If you are a corporate hiring manager, recruiter or skilled job seeker, you will have noticed that the demand for professional talent feels like it is reaching a frenzy point out there in job-land. As a large corporate recruitment agency, we are seeing a rapid spread of symptoms such as sign-on bonuses, an increase in head-hunting from Australia, sharp salary and contractor rate demands, roles remaining unfilled for longer, greater flexibility when it comes to job description matching, longer start-date leads times – and more!
You could be forgiven for envisaging a talent shortage abyss, with tumbleweeds rolling down Lambton Quay and Queen St. This will never happen, and we have everything we need to ensure a talent-rich, productive Kiwi workforce in the future. The challenge is how quickly we can adapt.
Let’s stop calling it a talent shortage – because we have plenty of talent. We lack SKILLS.
Mega-trends such as automation, digitisation, disruption and transformation are certainly stripping out the homogenous job from the market – you will notice that when you buy a burger from a McDonald’s kiosk, use the self-checkout at a supermarket, shop online, order an Uber, book a flight, book an Airbnb or sit in on (another) Zoom meeting.
It is the jobs behind these mega-trends that are driving the professional skills demand. This is because they are new jobs, requiring new skillsets, and driven by the fact that we are working, shopping, communicating and doing almost everything differently in life. The skills we need now include cultural competence, innovation, analysis, negotiation, data skills and robotic interaction, as well as competence in a range of new technologies that sound like items from your local greengrocer!
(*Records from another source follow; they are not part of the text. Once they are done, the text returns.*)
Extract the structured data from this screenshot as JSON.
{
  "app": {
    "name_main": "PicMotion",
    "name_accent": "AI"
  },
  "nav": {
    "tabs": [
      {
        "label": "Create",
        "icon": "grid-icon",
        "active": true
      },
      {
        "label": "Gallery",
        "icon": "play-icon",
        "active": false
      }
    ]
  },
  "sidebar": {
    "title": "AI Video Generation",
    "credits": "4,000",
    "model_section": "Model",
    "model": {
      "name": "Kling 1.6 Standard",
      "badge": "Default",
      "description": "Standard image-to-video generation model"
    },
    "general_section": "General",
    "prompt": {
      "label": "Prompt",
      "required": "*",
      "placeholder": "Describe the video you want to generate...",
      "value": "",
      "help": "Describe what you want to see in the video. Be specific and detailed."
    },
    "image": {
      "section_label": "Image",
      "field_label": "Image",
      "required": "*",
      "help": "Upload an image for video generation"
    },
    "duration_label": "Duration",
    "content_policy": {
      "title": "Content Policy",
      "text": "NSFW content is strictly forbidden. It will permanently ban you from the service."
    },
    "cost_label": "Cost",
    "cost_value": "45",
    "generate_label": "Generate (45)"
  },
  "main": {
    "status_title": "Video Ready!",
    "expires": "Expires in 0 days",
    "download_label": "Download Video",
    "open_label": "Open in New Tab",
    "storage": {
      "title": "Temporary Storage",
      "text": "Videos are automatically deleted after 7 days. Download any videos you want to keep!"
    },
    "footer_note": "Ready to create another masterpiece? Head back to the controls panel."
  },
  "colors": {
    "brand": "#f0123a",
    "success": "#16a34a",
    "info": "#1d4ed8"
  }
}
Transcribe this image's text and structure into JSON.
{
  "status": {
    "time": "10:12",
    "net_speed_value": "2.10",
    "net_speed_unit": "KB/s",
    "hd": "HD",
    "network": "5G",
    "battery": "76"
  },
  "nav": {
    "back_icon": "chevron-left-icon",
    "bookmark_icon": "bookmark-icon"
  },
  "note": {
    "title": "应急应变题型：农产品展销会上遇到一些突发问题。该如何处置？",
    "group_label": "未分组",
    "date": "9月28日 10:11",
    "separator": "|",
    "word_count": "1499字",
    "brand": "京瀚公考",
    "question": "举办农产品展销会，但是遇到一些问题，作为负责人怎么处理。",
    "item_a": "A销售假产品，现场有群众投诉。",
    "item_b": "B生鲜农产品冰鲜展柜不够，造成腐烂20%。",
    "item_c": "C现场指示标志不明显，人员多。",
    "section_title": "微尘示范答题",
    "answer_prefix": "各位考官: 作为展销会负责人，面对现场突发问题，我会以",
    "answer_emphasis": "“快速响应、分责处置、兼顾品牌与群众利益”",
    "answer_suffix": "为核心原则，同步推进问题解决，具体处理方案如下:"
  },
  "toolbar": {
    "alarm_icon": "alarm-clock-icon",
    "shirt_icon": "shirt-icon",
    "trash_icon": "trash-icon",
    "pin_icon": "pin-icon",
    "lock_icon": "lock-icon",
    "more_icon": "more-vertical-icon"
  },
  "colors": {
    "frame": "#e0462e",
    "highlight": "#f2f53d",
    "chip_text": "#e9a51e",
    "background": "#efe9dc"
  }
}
Some organisations are well prepared for this change, which has been on the horizon for many years. Some are not, lurching into expensive knee-jerk reactions that are not sustainable and are, sadly, feeding the frenzy.
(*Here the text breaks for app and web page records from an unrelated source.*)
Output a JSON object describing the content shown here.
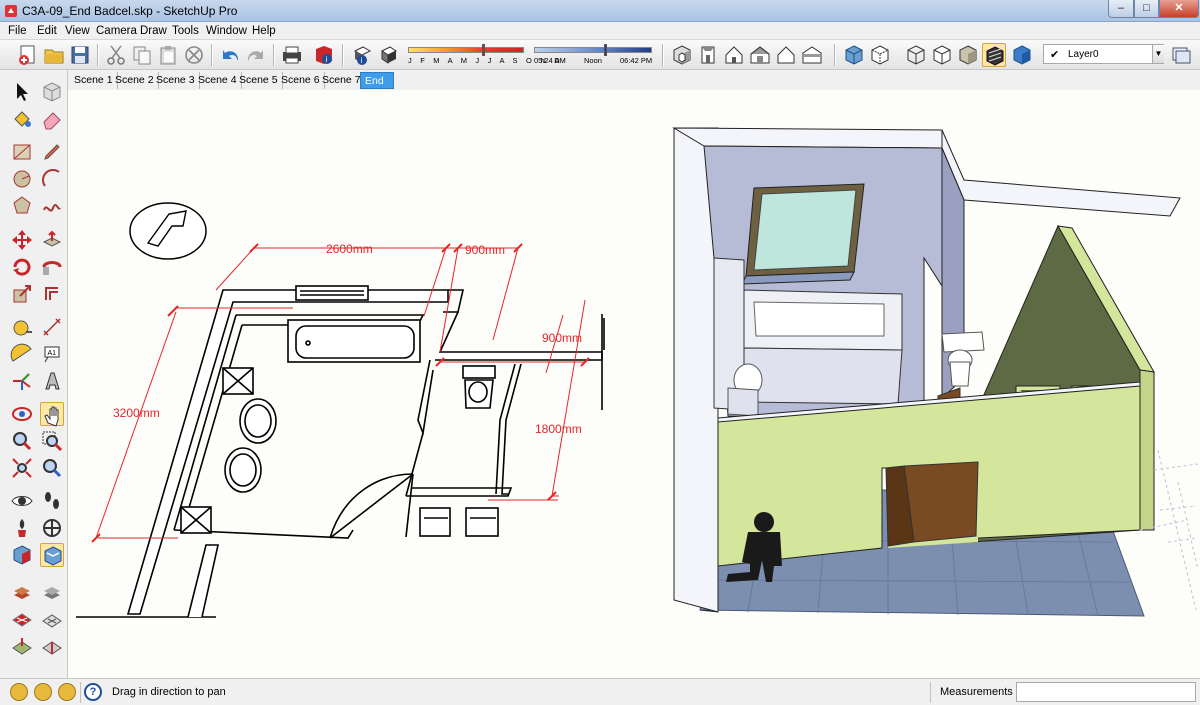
{
  "window": {
    "title": "C3A-09_End Badcel.skp - SketchUp Pro",
    "min": "–",
    "max": "□",
    "close": "✕"
  },
  "menu": [
    "File",
    "Edit",
    "View",
    "Camera",
    "Draw",
    "Tools",
    "Window",
    "Help"
  ],
  "shadow": {
    "months": "J F M A M J J A S O N D",
    "time_start": "05:24 AM",
    "time_mid": "Noon",
    "time_end": "06:42 PM"
  },
  "layer": {
    "check": "✔",
    "name": "Layer0",
    "dropdown": "▼"
  },
  "scenes": [
    "Scene 1",
    "Scene 2",
    "Scene 3",
    "Scene 4",
    "Scene 5",
    "Scene 6",
    "Scene 7",
    "End"
  ],
  "active_scene": "End",
  "dimensions": {
    "width_a": "2600mm",
    "width_b": "900mm",
    "right_a": "900mm",
    "right_b": "1800mm",
    "left": "3200mm"
  },
  "status": {
    "help": "?",
    "message": "Drag in direction to pan",
    "measurements_label": "Measurements",
    "measurements_value": ""
  },
  "colors": {
    "dimension": "#e8252b",
    "active_tab": "#3f9cea",
    "wall_green": "#d4e59c",
    "wall_dark": "#5e6a44",
    "floor": "#7d8fb0",
    "wall_blue": "#b6bcd6"
  }
}
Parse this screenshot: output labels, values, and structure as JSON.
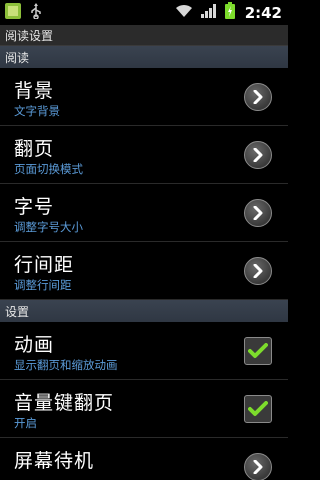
{
  "status_bar": {
    "time": "2:42",
    "icons": [
      "app-icon",
      "usb-icon",
      "wifi-icon",
      "signal-icon",
      "battery-charging-icon"
    ]
  },
  "title_bar": {
    "title": "阅读设置"
  },
  "sections": [
    {
      "header": "阅读",
      "items": [
        {
          "title": "背景",
          "summary": "文字背景",
          "control": "chevron"
        },
        {
          "title": "翻页",
          "summary": "页面切换模式",
          "control": "chevron"
        },
        {
          "title": "字号",
          "summary": "调整字号大小",
          "control": "chevron"
        },
        {
          "title": "行间距",
          "summary": "调整行间距",
          "control": "chevron"
        }
      ]
    },
    {
      "header": "设置",
      "items": [
        {
          "title": "动画",
          "summary": "显示翻页和缩放动画",
          "control": "checkbox",
          "checked": true
        },
        {
          "title": "音量键翻页",
          "summary": "开启",
          "control": "checkbox",
          "checked": true
        },
        {
          "title": "屏幕待机",
          "summary": "",
          "control": "chevron"
        }
      ]
    }
  ],
  "colors": {
    "summary": "#5b9bd8",
    "check": "#7ddc2c",
    "section_bg": "#343c48"
  }
}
With legislative changes looming (such as increased sick leave) and increased expectation from workers for work/life balance, some traditional organisations are getting backed into an expensive skills-scant corner.
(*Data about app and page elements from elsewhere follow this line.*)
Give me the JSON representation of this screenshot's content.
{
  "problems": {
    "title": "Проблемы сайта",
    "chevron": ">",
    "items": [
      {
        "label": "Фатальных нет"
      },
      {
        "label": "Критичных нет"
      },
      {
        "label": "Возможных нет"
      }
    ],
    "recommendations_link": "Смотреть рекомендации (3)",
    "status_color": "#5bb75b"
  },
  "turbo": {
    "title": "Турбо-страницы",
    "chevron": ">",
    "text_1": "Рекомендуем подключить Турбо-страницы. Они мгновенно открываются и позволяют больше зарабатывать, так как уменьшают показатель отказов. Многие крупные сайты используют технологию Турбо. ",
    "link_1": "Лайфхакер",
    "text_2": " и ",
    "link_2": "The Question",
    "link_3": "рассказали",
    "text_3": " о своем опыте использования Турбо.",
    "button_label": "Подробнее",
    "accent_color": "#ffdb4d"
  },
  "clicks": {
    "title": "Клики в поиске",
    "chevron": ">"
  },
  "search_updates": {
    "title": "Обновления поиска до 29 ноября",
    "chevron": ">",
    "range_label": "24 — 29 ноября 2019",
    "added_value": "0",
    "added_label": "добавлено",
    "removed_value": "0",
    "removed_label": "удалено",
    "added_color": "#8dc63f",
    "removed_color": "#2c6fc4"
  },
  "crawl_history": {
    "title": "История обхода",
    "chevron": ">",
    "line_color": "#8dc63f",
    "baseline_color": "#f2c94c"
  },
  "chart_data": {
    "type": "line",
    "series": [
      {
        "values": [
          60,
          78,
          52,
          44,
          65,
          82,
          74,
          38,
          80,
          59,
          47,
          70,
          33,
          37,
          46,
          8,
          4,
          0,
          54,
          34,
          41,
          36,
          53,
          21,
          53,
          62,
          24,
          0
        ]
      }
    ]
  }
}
Instead, let’s think about innovative re-training, adopt authentic long-term workforce planning (for years, not months, ahead), lose the obsession with permanent recruitment and embrace gig workers. The government has a huge role to play here by enabling our educators to drive the necessary curriculum change. This includes ensuring easy access to learning for Kiwis to become part of tomorrows highly skilled and prosperous workforce.
How are you dealing with the challenges of today’s market? Do you have ideas for how we can create a more robust, sustainable talent pool? I’d love to hear what you think. And if you need help with finding skilled talent for your team, please don’t hesitate to reach out.